We are grateful to Dr. Van Petten and two anonymous reviewers for all their helpful comments on a previous version of the manuscript. Maartje van der Meij and Fernando Cuetos were funded by the European Research and Training Network: Language and Brain (Marie-Curie Program). Manuel Carreiras was funded by the grants SEJ2006-09238 and CONSOLIDER-INGENIO 2010 (CSD2008-00048) of the Spanish Ministry of Science. Horacio A. Barber was funded by the “Ramón y Cajal” program and the grant SEJ2007-67364 of the Spanish Ministry of Science.
Electrophysiological correlates of language switching in second language learners
Article first published online: 26 MAY 2010
Copyright © 2010 Society for Psychophysiological Research
Volume 48, Issue 1, pages 44–54, January 2011
How to Cite
Van Der Meij, M., Cuetos, F., Carreiras, M. and Barber, H. A. (2011), Electrophysiological correlates of language switching in second language learners. Psychophysiology, 48: 44–54. doi: 10.1111/j.1469-8986.2010.01039.x
- Issue published online: 9 DEC 2010
- Article first published online: 26 MAY 2010
- (Received July 12, 2009; Accepted January 14, 2010)
- Second language learning
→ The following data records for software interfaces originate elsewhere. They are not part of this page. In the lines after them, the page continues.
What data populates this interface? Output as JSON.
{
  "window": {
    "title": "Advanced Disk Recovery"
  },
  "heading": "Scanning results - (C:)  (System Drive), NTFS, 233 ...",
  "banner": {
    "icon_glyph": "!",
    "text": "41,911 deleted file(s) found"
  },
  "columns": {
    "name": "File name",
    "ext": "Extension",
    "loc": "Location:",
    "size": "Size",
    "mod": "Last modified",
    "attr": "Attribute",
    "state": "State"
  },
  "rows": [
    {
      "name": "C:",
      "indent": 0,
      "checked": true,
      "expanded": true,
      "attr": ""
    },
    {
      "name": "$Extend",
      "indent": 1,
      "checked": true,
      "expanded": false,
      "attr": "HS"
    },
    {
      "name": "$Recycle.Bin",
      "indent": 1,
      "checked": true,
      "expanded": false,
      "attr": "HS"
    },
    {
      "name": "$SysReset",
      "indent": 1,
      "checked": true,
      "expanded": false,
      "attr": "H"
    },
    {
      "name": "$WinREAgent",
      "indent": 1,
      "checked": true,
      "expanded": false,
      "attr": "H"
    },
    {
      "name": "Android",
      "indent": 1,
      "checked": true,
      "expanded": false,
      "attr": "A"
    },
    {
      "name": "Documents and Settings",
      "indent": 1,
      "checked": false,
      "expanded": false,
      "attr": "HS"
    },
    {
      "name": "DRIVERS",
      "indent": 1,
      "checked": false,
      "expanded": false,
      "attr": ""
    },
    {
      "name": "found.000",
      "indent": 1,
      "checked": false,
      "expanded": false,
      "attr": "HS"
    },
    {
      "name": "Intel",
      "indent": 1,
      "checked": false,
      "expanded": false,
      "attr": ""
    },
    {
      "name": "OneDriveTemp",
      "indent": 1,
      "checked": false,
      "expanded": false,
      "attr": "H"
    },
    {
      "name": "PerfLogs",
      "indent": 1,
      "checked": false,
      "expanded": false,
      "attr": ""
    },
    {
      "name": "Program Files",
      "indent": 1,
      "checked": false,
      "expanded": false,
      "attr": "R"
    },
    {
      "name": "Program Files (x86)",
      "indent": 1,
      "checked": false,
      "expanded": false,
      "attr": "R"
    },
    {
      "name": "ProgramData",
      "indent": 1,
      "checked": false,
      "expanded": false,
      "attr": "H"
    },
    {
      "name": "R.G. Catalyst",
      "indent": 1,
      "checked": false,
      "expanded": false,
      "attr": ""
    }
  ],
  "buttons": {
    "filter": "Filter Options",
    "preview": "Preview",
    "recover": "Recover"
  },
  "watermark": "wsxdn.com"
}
This study analyzed the electrophysiological correlates of language switching in second language learners. Participants were native Spanish speakers classified in two groups according to English proficiency (high and low). Event-related potentials (ERPs) were recorded while they read English sentences, half of which contained an adjective in Spanish in the middle of the sentence. The ERP results show the time-course of language switch processing for both groups: an initial detection of the switch driven by language-specific orthography (left-occipital N250) followed by costs at the level of the lexico-semantic system (N400), and finally a late updating or reanalysis process (LPC). In the high proficiency group, effects in the N400 time window extended to left anterior electrodes and were followed by larger LPC amplitudes at posterior sites. These differences suggest that proficiency modulates the different processes triggered by language switches.